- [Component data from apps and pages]
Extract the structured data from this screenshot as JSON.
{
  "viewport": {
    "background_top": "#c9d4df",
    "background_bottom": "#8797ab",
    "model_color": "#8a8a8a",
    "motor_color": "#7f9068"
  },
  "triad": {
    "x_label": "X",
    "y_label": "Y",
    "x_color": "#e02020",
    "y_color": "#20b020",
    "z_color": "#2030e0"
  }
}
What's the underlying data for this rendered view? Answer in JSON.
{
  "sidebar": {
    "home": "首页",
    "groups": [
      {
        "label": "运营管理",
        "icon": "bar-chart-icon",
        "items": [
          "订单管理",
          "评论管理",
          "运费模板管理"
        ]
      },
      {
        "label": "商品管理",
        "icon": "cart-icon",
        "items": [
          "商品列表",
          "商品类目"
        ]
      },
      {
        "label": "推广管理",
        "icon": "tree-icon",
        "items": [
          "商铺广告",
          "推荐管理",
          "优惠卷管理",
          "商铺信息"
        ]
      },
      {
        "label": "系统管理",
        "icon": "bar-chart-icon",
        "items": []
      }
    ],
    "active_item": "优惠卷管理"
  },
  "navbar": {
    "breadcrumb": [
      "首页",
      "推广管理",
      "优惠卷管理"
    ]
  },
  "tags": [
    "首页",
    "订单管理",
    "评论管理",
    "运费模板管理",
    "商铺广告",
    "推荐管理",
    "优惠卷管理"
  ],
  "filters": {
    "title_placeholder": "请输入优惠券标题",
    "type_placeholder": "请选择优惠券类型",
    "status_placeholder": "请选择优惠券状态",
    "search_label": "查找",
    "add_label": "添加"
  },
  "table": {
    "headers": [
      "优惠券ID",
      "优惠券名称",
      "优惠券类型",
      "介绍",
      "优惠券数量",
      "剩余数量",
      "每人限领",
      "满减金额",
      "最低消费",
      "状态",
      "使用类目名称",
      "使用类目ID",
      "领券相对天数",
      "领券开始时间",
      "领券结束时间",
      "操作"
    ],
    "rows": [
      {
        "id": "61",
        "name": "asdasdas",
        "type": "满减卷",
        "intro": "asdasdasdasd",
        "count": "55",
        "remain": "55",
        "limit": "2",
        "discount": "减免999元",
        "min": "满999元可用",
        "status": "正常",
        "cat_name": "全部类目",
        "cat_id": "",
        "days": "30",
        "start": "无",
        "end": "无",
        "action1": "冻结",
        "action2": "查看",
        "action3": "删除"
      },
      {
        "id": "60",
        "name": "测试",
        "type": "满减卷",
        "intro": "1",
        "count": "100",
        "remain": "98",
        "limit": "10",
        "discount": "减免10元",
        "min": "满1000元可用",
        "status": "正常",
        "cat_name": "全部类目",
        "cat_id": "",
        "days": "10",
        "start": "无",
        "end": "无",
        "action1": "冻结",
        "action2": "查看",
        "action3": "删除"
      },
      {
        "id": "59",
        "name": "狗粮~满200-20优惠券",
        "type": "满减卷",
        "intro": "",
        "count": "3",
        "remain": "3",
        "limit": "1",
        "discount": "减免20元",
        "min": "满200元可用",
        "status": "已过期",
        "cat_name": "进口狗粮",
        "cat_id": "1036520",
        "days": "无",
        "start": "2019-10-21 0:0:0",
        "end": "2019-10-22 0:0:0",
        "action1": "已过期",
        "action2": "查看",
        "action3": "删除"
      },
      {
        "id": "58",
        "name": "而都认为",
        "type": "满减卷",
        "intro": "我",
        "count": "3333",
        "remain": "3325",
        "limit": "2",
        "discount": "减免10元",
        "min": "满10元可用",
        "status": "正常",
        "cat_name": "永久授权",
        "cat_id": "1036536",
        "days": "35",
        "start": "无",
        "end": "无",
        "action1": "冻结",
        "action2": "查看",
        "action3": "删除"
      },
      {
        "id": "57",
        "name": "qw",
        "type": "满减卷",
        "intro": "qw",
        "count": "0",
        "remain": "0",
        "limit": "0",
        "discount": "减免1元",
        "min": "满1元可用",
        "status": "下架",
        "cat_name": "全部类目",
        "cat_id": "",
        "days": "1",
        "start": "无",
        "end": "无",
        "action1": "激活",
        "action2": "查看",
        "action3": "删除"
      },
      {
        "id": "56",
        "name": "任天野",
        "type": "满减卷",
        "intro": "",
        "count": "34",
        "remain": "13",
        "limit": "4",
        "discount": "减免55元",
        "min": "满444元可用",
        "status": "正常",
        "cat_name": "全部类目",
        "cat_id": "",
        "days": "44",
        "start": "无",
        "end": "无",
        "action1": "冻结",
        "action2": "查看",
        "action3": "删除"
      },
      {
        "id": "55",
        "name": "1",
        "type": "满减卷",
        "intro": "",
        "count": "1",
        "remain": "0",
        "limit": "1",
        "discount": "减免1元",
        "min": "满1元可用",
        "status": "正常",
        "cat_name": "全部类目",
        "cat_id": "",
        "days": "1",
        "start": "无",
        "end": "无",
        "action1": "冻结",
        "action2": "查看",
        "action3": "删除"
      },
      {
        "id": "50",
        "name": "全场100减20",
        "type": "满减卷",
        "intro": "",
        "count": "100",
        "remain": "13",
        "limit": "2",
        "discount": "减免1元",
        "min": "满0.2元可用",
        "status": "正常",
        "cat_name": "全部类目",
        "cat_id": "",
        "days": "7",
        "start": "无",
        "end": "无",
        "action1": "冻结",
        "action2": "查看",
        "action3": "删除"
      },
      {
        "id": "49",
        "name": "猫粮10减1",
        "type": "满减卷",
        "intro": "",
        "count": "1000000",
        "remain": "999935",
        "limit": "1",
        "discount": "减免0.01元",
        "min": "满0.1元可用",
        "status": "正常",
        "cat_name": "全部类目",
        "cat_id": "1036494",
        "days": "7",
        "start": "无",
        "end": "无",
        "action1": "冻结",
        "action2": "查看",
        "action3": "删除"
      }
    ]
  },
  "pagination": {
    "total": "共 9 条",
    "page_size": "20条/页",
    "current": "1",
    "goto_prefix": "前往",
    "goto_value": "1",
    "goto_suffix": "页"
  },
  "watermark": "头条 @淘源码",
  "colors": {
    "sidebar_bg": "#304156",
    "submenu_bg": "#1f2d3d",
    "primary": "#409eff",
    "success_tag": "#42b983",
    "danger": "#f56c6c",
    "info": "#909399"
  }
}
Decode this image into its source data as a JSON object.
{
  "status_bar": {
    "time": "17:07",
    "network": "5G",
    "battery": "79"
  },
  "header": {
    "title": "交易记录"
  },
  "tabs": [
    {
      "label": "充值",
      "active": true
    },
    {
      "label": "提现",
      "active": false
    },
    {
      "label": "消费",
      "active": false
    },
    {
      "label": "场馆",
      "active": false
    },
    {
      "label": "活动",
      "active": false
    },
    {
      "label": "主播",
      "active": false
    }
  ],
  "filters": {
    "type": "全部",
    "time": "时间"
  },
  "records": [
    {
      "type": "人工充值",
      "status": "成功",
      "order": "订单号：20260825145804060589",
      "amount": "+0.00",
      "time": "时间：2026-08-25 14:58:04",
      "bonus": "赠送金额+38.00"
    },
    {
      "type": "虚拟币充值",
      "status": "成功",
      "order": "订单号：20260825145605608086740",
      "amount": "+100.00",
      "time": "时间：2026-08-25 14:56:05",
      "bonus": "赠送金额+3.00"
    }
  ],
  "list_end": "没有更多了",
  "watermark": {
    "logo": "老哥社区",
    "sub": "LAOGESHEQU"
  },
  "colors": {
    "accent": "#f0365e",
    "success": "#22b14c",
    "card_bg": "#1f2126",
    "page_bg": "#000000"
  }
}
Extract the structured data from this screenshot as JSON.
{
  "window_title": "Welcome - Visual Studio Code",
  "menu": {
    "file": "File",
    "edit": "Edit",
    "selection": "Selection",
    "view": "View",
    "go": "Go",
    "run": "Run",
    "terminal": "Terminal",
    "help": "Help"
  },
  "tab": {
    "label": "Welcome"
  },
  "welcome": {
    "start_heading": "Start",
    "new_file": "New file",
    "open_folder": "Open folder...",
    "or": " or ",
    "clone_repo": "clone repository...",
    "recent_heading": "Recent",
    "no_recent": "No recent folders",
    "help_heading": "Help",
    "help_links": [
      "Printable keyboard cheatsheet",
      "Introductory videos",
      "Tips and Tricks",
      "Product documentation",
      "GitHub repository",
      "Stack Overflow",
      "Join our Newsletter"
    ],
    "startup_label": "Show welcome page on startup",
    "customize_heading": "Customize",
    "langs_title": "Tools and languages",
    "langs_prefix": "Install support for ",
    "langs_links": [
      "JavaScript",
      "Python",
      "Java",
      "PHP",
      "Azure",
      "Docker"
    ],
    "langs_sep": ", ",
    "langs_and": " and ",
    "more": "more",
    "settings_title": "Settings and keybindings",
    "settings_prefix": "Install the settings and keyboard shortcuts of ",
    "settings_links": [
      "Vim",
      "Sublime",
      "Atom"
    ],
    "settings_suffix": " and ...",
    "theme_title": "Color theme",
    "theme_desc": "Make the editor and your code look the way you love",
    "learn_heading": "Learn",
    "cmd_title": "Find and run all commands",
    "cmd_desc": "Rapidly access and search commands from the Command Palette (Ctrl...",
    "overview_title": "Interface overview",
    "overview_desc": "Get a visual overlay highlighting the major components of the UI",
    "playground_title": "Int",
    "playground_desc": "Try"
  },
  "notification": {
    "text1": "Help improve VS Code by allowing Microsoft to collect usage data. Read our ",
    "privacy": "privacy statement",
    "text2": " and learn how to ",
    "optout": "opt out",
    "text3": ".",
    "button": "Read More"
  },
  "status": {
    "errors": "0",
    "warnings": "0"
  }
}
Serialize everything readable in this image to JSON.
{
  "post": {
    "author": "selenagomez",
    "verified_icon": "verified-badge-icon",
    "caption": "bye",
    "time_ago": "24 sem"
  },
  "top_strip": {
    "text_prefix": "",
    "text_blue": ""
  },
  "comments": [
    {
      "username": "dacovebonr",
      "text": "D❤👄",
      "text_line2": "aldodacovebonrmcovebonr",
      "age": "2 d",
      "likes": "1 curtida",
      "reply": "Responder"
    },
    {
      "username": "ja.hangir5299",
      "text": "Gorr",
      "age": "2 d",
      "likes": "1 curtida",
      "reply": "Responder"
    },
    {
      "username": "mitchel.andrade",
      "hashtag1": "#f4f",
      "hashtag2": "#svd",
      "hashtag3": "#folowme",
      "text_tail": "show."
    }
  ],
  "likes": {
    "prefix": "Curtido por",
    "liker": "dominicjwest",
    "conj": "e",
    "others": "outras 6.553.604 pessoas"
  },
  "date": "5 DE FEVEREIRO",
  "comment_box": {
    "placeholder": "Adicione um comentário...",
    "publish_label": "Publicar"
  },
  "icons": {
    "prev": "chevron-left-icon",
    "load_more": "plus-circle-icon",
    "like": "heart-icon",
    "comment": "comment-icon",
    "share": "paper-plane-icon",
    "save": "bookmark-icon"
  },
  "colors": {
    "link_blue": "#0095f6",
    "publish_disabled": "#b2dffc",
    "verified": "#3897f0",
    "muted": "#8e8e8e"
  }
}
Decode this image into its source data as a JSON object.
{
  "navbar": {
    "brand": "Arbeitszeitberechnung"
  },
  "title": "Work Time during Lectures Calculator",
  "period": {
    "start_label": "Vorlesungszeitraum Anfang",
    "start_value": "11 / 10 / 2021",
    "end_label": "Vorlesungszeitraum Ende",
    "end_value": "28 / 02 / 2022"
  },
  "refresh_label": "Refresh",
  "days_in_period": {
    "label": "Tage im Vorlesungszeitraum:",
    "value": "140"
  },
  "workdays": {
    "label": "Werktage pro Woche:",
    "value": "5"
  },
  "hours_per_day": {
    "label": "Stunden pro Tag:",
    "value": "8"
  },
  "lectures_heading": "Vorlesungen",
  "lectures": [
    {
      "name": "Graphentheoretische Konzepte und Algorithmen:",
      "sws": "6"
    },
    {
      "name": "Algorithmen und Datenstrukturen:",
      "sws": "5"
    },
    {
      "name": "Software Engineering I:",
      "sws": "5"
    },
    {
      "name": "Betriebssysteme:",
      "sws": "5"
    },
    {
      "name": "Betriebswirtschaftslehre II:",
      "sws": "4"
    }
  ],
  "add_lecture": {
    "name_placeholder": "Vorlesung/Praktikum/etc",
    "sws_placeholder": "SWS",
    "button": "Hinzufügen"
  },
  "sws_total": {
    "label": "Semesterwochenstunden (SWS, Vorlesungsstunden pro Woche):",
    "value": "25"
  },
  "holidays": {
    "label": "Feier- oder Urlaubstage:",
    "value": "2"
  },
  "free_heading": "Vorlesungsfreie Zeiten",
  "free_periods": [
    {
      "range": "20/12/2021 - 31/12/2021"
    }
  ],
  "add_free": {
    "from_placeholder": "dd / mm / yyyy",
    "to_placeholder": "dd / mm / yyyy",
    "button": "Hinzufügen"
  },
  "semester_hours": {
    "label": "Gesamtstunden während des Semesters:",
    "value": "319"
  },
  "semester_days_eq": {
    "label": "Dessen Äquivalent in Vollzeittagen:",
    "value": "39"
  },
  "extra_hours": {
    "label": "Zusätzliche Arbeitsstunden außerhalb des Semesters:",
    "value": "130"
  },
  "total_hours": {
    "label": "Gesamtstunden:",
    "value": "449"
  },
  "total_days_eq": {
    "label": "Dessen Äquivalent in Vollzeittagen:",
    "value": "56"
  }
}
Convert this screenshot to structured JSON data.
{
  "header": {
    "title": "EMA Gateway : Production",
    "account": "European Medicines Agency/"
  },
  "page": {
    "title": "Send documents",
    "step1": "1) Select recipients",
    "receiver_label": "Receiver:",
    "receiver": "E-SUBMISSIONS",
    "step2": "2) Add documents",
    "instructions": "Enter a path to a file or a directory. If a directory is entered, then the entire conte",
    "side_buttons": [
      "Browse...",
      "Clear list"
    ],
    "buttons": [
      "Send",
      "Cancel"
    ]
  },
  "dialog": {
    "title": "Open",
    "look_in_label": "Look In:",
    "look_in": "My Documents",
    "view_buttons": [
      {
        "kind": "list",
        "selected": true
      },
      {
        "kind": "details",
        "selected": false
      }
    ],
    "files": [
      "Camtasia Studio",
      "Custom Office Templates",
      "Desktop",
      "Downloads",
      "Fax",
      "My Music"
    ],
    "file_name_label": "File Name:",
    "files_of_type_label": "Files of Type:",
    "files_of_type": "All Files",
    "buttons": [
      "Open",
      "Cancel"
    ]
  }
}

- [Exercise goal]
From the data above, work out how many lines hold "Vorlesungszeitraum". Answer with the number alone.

- [Response to this exercise]
3